This is the last Sunday of our current preaching and Bible study series in the epistle of James. Throughout, we have been reminded and challenged by James that true faith works itself out naturally in our words and actions. If we truly believe that Jesus is the Christ, and are fully convinced that his teachings bring abundant life, then there should not be a gap between what we believe and what we practise.
For many, if not all of us, when asked, we will say that it is God who provides and sustains.
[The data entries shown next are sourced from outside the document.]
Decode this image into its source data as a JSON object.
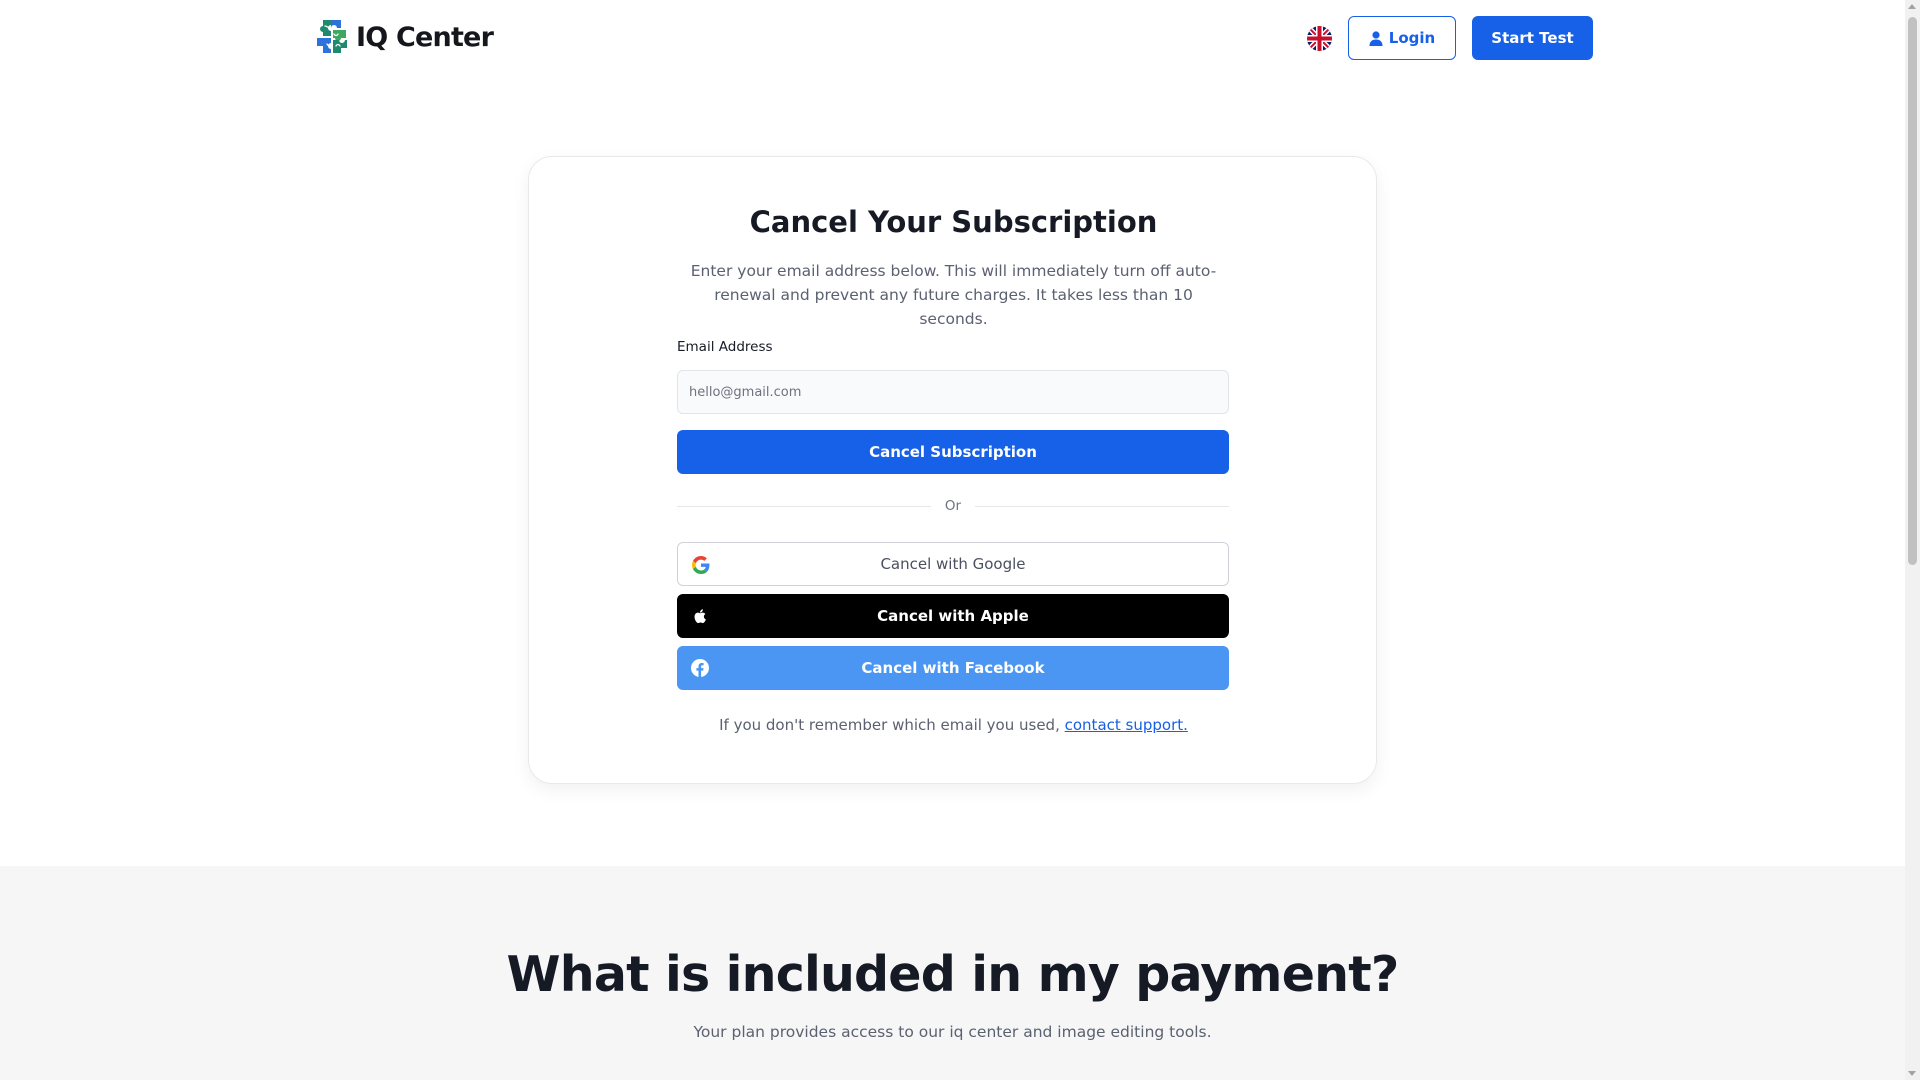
{
  "header": {
    "brand": "IQ Center",
    "language": "flag-uk-icon",
    "login_label": "Login",
    "start_label": "Start Test"
  },
  "card": {
    "title": "Cancel Your Subscription",
    "description": "Enter your email address below. This will immediately turn off auto-renewal and prevent any future charges. It takes less than 10 seconds.",
    "email_label": "Email Address",
    "email_placeholder": "hello@gmail.com",
    "email_value": "",
    "cancel_button": "Cancel Subscription",
    "divider_text": "Or",
    "google_button": "Cancel with Google",
    "apple_button": "Cancel with Apple",
    "facebook_button": "Cancel with Facebook",
    "support_text": "If you don't remember which email you used, ",
    "support_link": "contact support."
  },
  "faq": {
    "title": "What is included in my payment?",
    "subtitle": "Your plan provides access to our iq center and image editing tools."
  },
  "colors": {
    "primary": "#1760e8",
    "facebook": "#4a96f2",
    "apple": "#000000",
    "section_bg": "#f6f6f7"
  }
}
However, somewhere inside us, we will still remain convinced that we are on our own and have to ultimately rely on our own wisdom and practical know-how in conducting our everyday lives or even in the way we serve God.
As I contemplate about the trust issues we have, I wondered how that might have looked like for the ancients. Besides the prophets Isaiah, Jeremiah, and Hosea, mentioned in last Sunday’s sermon as examples of seemingly senseless and impractical persevering trust, Noah must have ranked among the top to appear illogical to his peers. Who builds an enormous ship on land without any means to bring it into the waters? Likewise, Abraham’s servants probably deduced that their master had gone mad when he started on his three-day journey to offer sacrifice to God without bringing an animal along. And Moses ranks high on the list of those who faced the greatest interpersonal struggles involving trust. Who dares to lead a whole nation into the desert, even at the directive of God? Time and again, the Israelites blamed him for their troubles in the wilderness. But God is faithful. Through his obedience, they tasted bread from heaven (Ex. 16), drank water from a rock (Ex. 17:1-7), and experienced constant protection from the elements (Ex. 13:21-22).
And this really puts everything we do in perspective. If God’s will through his Word is clear, why are we still hesitant in doing them? If we are to put our trust in our own abilities and in human logic, how will we grow our trust in God and experience his heavenly wisdom? Like Noah, Abraham, and Moses, we must be willing to be audacious in going beyond human wisdom, believing fully in God’s wisdom. Let us affirm that following His words is in fact the most practical thing to do. Let us be people who dare to trust fully the Wisdom from above.